- WORK REQUIRED:
In the data below, find every line with the word "JSON" and copy it out.

----

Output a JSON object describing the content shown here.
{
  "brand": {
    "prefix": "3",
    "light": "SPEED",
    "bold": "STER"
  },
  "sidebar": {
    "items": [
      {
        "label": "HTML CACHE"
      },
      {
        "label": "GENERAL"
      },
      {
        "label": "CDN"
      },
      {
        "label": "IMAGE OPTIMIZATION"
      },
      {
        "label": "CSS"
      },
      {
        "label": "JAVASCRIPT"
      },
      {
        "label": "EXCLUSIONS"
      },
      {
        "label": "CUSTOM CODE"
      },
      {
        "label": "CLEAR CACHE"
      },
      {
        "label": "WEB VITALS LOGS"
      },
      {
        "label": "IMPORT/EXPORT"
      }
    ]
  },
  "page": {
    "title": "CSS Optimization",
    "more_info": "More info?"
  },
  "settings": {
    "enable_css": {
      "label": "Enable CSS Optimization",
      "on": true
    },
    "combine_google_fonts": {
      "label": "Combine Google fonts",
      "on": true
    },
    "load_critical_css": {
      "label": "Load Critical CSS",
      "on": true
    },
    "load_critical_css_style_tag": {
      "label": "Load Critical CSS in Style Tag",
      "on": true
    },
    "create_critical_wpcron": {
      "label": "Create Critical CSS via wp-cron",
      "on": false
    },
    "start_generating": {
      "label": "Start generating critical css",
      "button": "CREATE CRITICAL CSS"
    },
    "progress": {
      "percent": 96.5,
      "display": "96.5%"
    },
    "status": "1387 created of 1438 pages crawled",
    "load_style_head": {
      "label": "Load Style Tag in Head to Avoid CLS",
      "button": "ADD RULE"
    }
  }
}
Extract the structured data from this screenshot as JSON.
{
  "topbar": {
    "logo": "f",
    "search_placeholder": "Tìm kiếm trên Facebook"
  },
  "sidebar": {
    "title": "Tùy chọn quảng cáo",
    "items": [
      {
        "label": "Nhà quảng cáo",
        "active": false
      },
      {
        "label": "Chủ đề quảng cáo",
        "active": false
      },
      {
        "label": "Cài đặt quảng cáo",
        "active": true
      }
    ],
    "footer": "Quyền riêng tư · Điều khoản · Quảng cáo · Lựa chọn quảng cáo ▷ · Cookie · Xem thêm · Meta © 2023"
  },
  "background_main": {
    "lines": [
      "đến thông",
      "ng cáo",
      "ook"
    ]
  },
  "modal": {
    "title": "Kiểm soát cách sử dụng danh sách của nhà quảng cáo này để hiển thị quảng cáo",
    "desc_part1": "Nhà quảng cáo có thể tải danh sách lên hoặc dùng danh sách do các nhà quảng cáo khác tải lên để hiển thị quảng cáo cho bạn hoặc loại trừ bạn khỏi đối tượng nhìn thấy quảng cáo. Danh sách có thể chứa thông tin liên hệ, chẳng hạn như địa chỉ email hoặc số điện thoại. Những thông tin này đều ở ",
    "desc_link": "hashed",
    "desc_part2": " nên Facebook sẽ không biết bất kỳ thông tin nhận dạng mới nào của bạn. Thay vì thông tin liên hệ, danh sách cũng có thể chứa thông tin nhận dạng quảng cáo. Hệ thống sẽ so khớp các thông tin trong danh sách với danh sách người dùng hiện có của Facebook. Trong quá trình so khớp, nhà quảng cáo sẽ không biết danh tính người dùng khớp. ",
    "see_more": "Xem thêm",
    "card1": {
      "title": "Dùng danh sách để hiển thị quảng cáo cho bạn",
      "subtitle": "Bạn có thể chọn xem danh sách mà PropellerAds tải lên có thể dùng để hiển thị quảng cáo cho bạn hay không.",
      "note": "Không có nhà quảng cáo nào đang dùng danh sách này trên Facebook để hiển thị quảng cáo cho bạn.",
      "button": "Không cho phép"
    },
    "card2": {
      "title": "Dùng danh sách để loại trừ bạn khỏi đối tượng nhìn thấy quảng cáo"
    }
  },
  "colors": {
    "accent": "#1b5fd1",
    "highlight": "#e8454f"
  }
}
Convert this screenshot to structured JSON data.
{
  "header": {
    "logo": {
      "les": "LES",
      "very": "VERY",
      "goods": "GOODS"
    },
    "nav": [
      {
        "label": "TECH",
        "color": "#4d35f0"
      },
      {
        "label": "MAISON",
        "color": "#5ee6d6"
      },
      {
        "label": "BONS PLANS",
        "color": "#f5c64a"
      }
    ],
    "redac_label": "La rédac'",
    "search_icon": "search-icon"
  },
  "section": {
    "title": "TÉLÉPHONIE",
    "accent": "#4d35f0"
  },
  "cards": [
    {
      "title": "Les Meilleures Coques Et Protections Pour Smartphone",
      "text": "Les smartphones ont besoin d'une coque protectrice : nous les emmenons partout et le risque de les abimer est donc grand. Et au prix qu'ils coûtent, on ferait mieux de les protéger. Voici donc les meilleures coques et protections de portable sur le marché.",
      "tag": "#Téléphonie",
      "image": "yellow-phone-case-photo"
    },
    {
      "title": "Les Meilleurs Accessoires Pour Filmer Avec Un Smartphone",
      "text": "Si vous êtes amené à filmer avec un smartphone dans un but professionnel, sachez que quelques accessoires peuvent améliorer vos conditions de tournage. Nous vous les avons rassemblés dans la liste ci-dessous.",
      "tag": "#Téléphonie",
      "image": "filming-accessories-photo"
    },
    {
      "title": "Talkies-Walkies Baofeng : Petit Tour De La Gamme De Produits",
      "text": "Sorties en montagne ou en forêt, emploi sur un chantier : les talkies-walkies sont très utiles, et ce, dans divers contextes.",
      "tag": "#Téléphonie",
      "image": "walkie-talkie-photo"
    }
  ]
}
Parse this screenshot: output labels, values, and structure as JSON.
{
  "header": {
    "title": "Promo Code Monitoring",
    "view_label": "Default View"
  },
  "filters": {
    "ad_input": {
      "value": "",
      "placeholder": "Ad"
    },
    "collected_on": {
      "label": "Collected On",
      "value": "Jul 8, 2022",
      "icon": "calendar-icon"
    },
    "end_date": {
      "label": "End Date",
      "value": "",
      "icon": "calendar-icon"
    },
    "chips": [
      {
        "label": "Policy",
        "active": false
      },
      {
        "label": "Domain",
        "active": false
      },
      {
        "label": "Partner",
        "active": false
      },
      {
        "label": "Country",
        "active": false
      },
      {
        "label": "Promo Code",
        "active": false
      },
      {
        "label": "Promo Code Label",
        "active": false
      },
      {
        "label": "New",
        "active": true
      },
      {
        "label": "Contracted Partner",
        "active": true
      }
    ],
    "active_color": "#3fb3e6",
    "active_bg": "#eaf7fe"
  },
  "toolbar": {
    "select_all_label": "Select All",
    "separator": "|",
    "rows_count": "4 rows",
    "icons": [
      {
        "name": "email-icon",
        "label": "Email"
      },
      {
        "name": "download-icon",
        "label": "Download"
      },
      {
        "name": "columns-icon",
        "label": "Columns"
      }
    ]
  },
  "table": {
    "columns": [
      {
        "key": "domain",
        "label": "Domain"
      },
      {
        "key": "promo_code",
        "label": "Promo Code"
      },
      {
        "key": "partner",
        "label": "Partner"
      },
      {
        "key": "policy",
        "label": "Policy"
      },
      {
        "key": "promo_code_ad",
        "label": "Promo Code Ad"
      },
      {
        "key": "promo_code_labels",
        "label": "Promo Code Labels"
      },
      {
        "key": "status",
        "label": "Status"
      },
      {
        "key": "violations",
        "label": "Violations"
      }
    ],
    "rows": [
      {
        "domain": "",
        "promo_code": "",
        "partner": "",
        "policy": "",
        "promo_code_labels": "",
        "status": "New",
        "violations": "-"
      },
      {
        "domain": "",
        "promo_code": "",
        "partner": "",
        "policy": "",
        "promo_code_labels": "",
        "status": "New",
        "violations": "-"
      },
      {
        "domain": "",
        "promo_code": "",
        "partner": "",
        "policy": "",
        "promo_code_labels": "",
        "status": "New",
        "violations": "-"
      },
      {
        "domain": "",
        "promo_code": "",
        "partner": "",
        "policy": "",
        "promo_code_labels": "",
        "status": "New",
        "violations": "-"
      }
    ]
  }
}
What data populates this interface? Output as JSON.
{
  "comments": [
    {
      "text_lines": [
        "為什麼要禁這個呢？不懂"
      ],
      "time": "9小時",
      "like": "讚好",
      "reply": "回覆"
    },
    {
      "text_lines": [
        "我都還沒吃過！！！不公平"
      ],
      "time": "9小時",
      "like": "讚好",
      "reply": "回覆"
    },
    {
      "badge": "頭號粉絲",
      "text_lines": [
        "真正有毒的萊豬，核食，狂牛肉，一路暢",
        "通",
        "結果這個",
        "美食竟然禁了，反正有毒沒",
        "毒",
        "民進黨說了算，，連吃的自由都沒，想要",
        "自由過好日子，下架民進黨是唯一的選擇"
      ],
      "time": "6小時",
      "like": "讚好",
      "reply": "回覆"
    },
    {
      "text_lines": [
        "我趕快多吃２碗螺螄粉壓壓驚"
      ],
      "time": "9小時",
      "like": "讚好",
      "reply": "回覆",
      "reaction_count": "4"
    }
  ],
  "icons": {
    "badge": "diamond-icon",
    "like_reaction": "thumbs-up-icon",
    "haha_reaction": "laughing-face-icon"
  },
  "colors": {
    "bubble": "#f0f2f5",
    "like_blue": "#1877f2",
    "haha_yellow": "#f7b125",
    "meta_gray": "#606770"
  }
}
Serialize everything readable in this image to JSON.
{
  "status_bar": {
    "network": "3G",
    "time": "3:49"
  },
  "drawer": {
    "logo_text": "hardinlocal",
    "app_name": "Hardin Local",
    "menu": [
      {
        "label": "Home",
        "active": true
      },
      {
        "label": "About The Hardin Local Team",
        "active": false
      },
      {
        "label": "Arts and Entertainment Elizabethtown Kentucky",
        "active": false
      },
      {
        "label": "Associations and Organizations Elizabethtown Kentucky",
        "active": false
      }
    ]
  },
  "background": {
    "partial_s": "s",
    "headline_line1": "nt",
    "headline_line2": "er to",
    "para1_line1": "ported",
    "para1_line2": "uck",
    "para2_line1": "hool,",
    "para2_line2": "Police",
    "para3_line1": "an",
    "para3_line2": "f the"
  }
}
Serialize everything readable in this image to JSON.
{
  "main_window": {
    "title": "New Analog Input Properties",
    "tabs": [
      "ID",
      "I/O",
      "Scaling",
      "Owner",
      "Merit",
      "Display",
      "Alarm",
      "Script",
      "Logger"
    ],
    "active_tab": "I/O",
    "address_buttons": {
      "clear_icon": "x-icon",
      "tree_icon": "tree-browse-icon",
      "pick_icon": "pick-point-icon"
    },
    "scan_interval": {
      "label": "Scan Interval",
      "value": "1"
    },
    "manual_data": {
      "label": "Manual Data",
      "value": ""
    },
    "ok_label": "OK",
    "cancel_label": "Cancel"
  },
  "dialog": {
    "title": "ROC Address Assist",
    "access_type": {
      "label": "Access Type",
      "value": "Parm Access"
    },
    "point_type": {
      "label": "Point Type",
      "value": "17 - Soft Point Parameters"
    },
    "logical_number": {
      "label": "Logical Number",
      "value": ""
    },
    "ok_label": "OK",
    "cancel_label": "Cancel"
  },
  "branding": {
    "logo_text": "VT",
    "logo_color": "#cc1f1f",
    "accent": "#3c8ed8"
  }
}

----

- RESULT:
Output a JSON object describing the content shown here.
Extract the structured data from this screenshot as JSON.
Convert this screenshot to structured JSON data.
Parse this screenshot: output labels, values, and structure as JSON.
What data populates this interface? Output as JSON.
Serialize everything readable in this image to JSON.
Serialize everything readable in this image to JSON.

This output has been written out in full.